Some heal better than others, have you ever noticed?  My first section scar the line across my bikini line rose, like a flesh coloured rope, the tissue is known as a keloid.  Sometimes it just does that.   Some scars achieved whilst tripping over tree stumps take longer to heal as the body works the tree material out and pusses and bleeds till the wound closes in and antibiotics do their job.  

Some scars are emotional.  I grew up in an alcoholic home.  The scars I gained there have to do with the reminder to not trust, to not feel and to not talk.  Some of you grew up with abuse carrying the burden of those same reminders.  

Seeing people we love get hurt, or near death can lead into onerous scars, the worst burden of that being PTSD.  Whether by occupation or by association in community by nature, humans affect other humans.  And sometimes damage to our system occurs, the integrity of our being is compromised and scars form.  

I have written about scars before.  They teach us in nursing school that scars will never be as strong as the original tissue nature gave us.  That leaves us more fragile than we were before the wound.  That leaves us more vulnerable to more damage and more scars.

And I’ll tell you the only comfort in all of this is that every scar we carry is proof that we have endured.  We endured through childbirth, through abuse, through trauma, and through pain.  Which makes you stronger, than you would have ever believed if you hadn’t stopped to take stock of your metaphorical war wounds.  And your admittance of vulnerability only evidence that you are stronger still.  When we know ourselves vulnerable, the care with how we proceed is more thoughtful, more careful, and with more precision; but this is a double edged sword between self preservation and living wholly.  
Your vulnerability is not an excuse to not proceed, it is permission to open up places you are afraid to go and see things and opportunities with new eyes.  Your vulnerability is not an excuse to hide from pain, it is permission to feel it with the knowledge there is joy to be felt as well.  Your vulnerability is not an excuse to never risk, want, reach or fly inside your dreams, it is absolute permission to admit fears, and face the discomfort knowing a new scar (or triumph) may be around the corner.  
Today I am going through a list of my own scars.  To not fight the pain I am feeling, but to accept it, and then to have my history preach to me healing.
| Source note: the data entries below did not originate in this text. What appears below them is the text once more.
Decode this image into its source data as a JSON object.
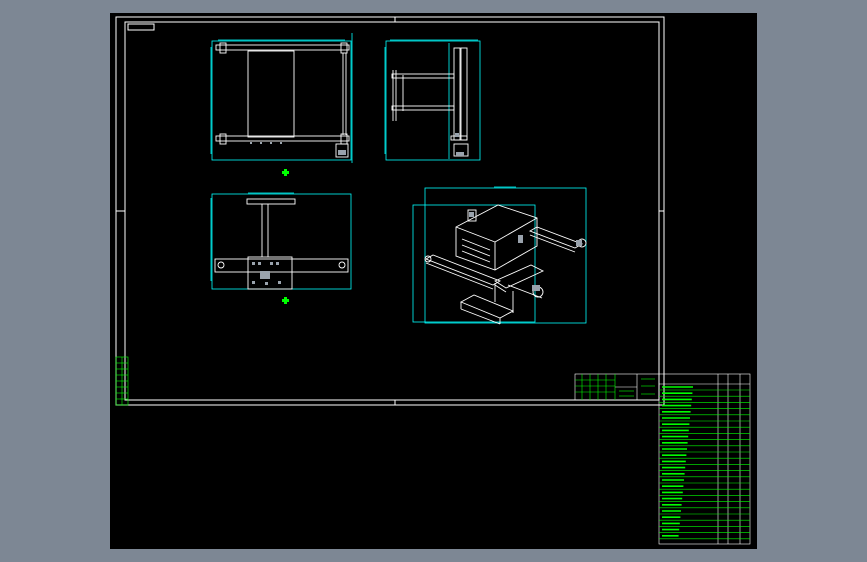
{
  "app": {
    "background_color": "#7d8794",
    "canvas_color": "#000000"
  },
  "palette": {
    "frame": "#ffffff",
    "cyan": "#00ffff",
    "green": "#00ff00",
    "part": "#ffffff",
    "grey": "#9aa3ad"
  },
  "drawing": {
    "views": [
      "top-view",
      "side-view",
      "front-view",
      "isometric-view"
    ],
    "markers": [
      "view-marker-top",
      "view-marker-front"
    ],
    "tables": [
      "title-block",
      "bill-of-materials",
      "revision-table"
    ]
  }
}
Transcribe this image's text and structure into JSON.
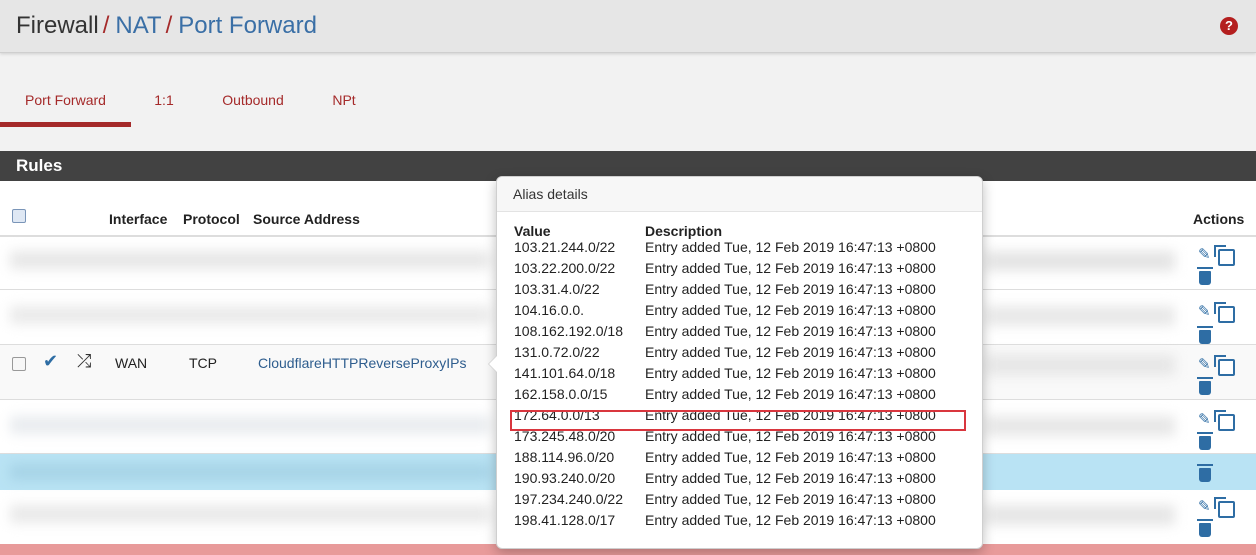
{
  "breadcrumb": {
    "root": "Firewall",
    "sep": "/",
    "nat": "NAT",
    "current": "Port Forward"
  },
  "help_icon": "?",
  "tabs": [
    {
      "label": "Port Forward",
      "active": true
    },
    {
      "label": "1:1"
    },
    {
      "label": "Outbound"
    },
    {
      "label": "NPt"
    }
  ],
  "panel": {
    "title": "Rules",
    "headers": {
      "interface": "Interface",
      "protocol": "Protocol",
      "source_address": "Source Address",
      "actions": "Actions"
    }
  },
  "visible_row": {
    "enabled_icon": "check-icon",
    "nat_icon": "shuffle-icon",
    "interface": "WAN",
    "protocol": "TCP",
    "source_address": "CloudflareHTTPReverseProxyIPs"
  },
  "popover": {
    "title": "Alias details",
    "col_value": "Value",
    "col_description": "Description",
    "entries": [
      {
        "value": "103.21.244.0/22",
        "description": "Entry added Tue, 12 Feb 2019 16:47:13 +0800"
      },
      {
        "value": "103.22.200.0/22",
        "description": "Entry added Tue, 12 Feb 2019 16:47:13 +0800"
      },
      {
        "value": "103.31.4.0/22",
        "description": "Entry added Tue, 12 Feb 2019 16:47:13 +0800"
      },
      {
        "value": "104.16.0.0.",
        "description": "Entry added Tue, 12 Feb 2019 16:47:13 +0800"
      },
      {
        "value": "108.162.192.0/18",
        "description": "Entry added Tue, 12 Feb 2019 16:47:13 +0800"
      },
      {
        "value": "131.0.72.0/22",
        "description": "Entry added Tue, 12 Feb 2019 16:47:13 +0800"
      },
      {
        "value": "141.101.64.0/18",
        "description": "Entry added Tue, 12 Feb 2019 16:47:13 +0800"
      },
      {
        "value": "162.158.0.0/15",
        "description": "Entry added Tue, 12 Feb 2019 16:47:13 +0800"
      },
      {
        "value": "172.64.0.0/13",
        "description": "Entry added Tue, 12 Feb 2019 16:47:13 +0800",
        "highlighted": true
      },
      {
        "value": "173.245.48.0/20",
        "description": "Entry added Tue, 12 Feb 2019 16:47:13 +0800"
      },
      {
        "value": "188.114.96.0/20",
        "description": "Entry added Tue, 12 Feb 2019 16:47:13 +0800"
      },
      {
        "value": "190.93.240.0/20",
        "description": "Entry added Tue, 12 Feb 2019 16:47:13 +0800"
      },
      {
        "value": "197.234.240.0/22",
        "description": "Entry added Tue, 12 Feb 2019 16:47:13 +0800"
      },
      {
        "value": "198.41.128.0/17",
        "description": "Entry added Tue, 12 Feb 2019 16:47:13 +0800"
      }
    ]
  },
  "colors": {
    "accent": "#a52a2a",
    "link": "#3a6fa6",
    "panel_header": "#424242",
    "highlight_border": "#d9363e",
    "selected_row": "#b9e3f4"
  }
}
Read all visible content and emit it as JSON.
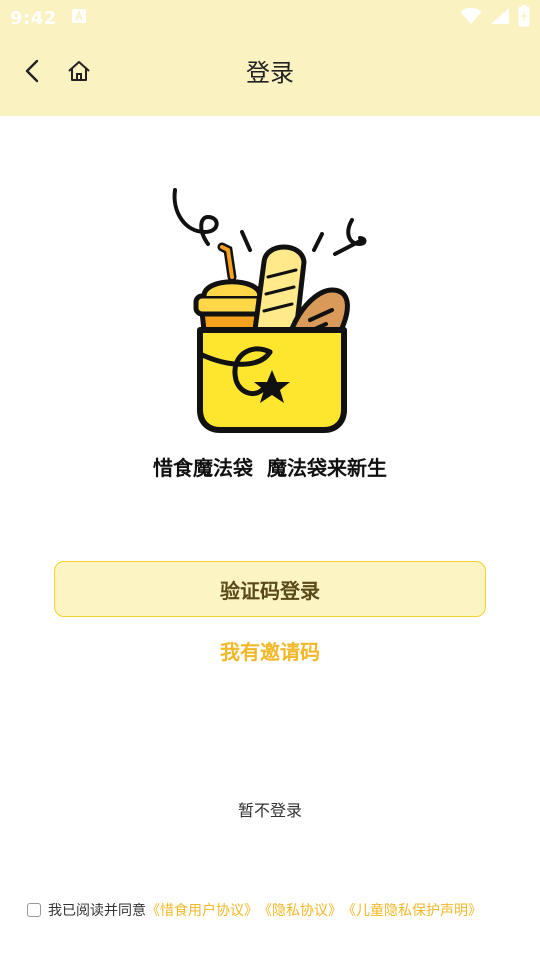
{
  "status_bar": {
    "time": "9:42",
    "icons": [
      "notification-a-icon",
      "wifi-icon",
      "cellular-signal-icon",
      "battery-charging-icon"
    ]
  },
  "app_bar": {
    "title": "登录",
    "icons": [
      "back-arrow-icon",
      "home-icon"
    ]
  },
  "brand": {
    "slogan": "惜食魔法袋  魔法袋来新生",
    "logo_icon": "magic-food-bag-logo"
  },
  "actions": {
    "sms_login_label": "验证码登录",
    "invite_code_label": "我有邀请码",
    "skip_login_label": "暂不登录"
  },
  "agreement": {
    "checked": false,
    "prefix": "我已阅读并同意",
    "links": [
      "《惜食用户协议》",
      "《隐私协议》",
      "《儿童隐私保护声明》"
    ]
  },
  "colors": {
    "header_bg": "#fbf2c2",
    "button_bg": "#fdf4c4",
    "button_border": "#f1d12c",
    "accent": "#f3b829",
    "logo_bag": "#ffe62e"
  }
}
My crainiotomy scar healed, and my csection scar healed; though faded, sometimes they ache and twinge to remind me of their presence, just as the emotionally uncomfortable things going on in life are doing the same about past scars on my heart.  But I lived, more self-aware for all of it I think too.  I think in that alone there is hope, even amidst the hurt.

©Entirety 2017

This, A Season #septemberfalls 

‪This‬


A season‬

‪In a garden of sorrows‬

‪Where tear drops fall‬

‪Bleeding hearts mourn‬

‪And stones‬

‪Are planted‬

‪In a frostbitten soil‬

‪And forget me nots grow‬

‪©Entirety 2017‬

Art found on tumblr but unsourced